No problem? Big problem. Or so said the proprietor of this space.

In a recent column, he waxed disdainful of those folks (mostly young) who have junked the perfectly useful expression, "You're welcome." Whenever someone says "Thank you" to them, they reply, "No problem."

Grumpy Gus Levey declared this a little aggressive and a little sharp. Who ever said there was a problem? To say "no problem" is to suggest that you're actually resentful at having done whatever elicited the "thank you" in the first place.

I asked the vast hordes Out There to weigh in on this. Several dozen did. The bulk of them thought that the proprietor of this space was out to lunch (and possibly breakfast, too). But the margin wasn't overwhelming.

"I think it means the opposite of what you claim," e-mailed Hilary Carter, of Cambridge, Mass. "I use it to mean `You're thanking me for that? It's unnecessary since I did not go out of my way at all. Don't even dwell on it.' "

"No problem" is "simply a succinct way of stating, `It was no trouble at all to assist you,' " Layla Masri wrote.

She added, with dripping sarcasm, that such sentiments were around "even in your day," and were "espoused by the likes of Andy Griffith." In case you didn't catch the reference, kiddies, Griffith was the star of a vintage '60s TV show.

Kathy McMahon and Dustin Smith both argued that "no problem" is interchangeable with "my pleasure." Jack MacKenn said he doesn't "think there's any nastiness intended."

Since this is an international community, many readers pointed out that the rough equivalent of "no problem" is standard fare in other languages.

Paul Valette said that "machts nichts" means "no problem," more or less, in German. E.J. Lloyd said the same about "de nada" in Spanish, and Jacqueline Kinzie, of Poolesville, made the same point about "de rien" in French.

Even other English-speaking countries have devised their own ways of saying "no problem," several readers observed. Lara Beaven, of Alexandria, noted that Australians often say "no worries" in response to "thank you."

Mike Jacobs, of Columbia, was the only reader to point out that "no problem" has been around far longer than one might think. Mike was a teenager in Southern California in the trend-setting late 1960s and early 1970s. "No problem" was "current" in that era and in that place, he said.

Some readers declared that stepbrothers of "no problem" make them even crazier than the NP-phrase itself.

Hal Johnson said that "not a problem" sends him far, far around the bend. Phil Taylor said he once worked with a woman who would answer "thank you" with "don't worry about it." Phil notes that was a transparent plea for precisely the opposite.

On the Bob side of the ledger . . .

Michael Cuddy, of Cleveland Park, calls "no problem" a "180-degree departure" from the glory days of a simple "you're welcome." Michael says the message that "no problem" sends is, "Yeah, well, you should mention it, 'cause my time spent helping you is time I could be spending getting myself ahead."

Pam Rizik says that "no problem" drives her especially crazy when it spills from the lips of "a store clerk to whom I have just given money.
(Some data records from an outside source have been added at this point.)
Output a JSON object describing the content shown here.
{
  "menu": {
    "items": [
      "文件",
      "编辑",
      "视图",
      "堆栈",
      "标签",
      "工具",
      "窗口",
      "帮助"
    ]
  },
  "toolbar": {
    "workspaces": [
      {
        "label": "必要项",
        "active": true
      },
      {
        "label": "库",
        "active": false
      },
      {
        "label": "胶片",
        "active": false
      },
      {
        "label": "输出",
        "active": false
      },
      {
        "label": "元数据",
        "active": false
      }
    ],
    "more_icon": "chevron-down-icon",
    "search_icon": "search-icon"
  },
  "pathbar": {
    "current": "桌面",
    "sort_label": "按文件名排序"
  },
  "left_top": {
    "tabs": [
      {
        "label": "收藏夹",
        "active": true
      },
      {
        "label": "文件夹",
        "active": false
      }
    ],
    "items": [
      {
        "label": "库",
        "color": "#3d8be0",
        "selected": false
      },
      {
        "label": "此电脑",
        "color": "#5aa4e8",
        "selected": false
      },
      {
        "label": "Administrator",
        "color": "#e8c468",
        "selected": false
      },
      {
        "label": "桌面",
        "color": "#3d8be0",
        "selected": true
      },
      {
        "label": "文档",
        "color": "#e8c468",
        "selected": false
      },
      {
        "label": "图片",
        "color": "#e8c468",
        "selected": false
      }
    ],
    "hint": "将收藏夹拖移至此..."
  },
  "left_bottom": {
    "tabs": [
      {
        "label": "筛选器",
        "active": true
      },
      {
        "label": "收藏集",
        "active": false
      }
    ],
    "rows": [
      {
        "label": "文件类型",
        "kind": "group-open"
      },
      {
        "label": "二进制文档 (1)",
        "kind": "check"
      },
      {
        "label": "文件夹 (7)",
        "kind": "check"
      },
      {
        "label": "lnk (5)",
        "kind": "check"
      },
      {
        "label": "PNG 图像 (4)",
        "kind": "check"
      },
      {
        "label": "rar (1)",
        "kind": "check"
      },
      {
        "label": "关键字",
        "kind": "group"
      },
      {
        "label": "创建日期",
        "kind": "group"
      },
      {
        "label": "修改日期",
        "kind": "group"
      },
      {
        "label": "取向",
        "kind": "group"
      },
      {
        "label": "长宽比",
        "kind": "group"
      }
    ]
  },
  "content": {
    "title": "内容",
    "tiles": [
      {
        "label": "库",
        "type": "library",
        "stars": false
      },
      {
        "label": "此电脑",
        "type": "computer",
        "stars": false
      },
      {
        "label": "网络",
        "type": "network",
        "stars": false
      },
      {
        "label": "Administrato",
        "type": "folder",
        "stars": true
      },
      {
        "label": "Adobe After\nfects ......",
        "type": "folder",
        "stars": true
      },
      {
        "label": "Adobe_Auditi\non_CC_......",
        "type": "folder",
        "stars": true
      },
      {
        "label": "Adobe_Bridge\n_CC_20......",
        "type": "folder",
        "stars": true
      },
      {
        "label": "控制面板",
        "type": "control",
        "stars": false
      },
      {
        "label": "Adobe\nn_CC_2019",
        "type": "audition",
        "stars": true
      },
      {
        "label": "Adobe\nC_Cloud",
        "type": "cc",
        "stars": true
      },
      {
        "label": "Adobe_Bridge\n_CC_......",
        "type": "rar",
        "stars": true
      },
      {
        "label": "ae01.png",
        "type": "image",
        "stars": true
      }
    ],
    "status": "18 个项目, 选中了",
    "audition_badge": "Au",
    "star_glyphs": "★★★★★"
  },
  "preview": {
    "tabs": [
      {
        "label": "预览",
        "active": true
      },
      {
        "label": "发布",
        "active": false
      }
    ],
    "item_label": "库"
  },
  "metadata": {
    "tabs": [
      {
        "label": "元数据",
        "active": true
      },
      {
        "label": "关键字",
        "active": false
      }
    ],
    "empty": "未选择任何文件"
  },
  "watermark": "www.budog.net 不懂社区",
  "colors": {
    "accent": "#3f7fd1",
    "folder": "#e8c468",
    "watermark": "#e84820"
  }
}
This person should be thanking me, not telling me that the gracious act of accepting my money was no problem."

Tony Medici said I should thank my lucky stars that I don't live in the Midwest. There, he says, a simple "thank you" is often met with "uh-HUH." Tony finds this "incredibly boorish."

Part of the issue, I think, is that "no problem" has become such a reflex that users don't notice how often they say it, and in what context(s).

Listen to what happened to Ann Todaro when she got a prescription refilled recently at a CVS drugstore. Ann had tried to have it refilled over the phone but had run into bureaucratic sludge. So she tried her luck in person.

The clerk filled the prescription and handed it over. Ann thanked him for his help. "No problem," quoth he.

Ann said: "Well, actually, there is a problem. That's why I'm here."

The clerk said: "Well, you know what I mean. We'll take care of the problem and then there'll be no problem."

Ann said, "Okay."

The clerk said, "No problem."

Perhaps the wisest owls in this discussion were those who pointed out that it's about tone, not just about word choice.

Marcia May, of Damascus, observed that if "no problem" is delivered "reluctantly, caustically or sarcastically," the deliverer is really saying, "How dare you ask me that?" Otherwise, the phrase is innocuous, Marcia believes.

Andrew Williams recommended that I become a closer student of "body language and vocal modulations" when analyzing any one incidence of "no problem."

And an anonymous voice mailer said that "the British have this right, as usual.

"They don't say anything so pedestrian as `no problem.' They say, `No trouble at all.' But they run the last two words together so the phrase sounds like, `No trouble at tall.'

"How can you get mad at someone who says `no problem' so elegantly?"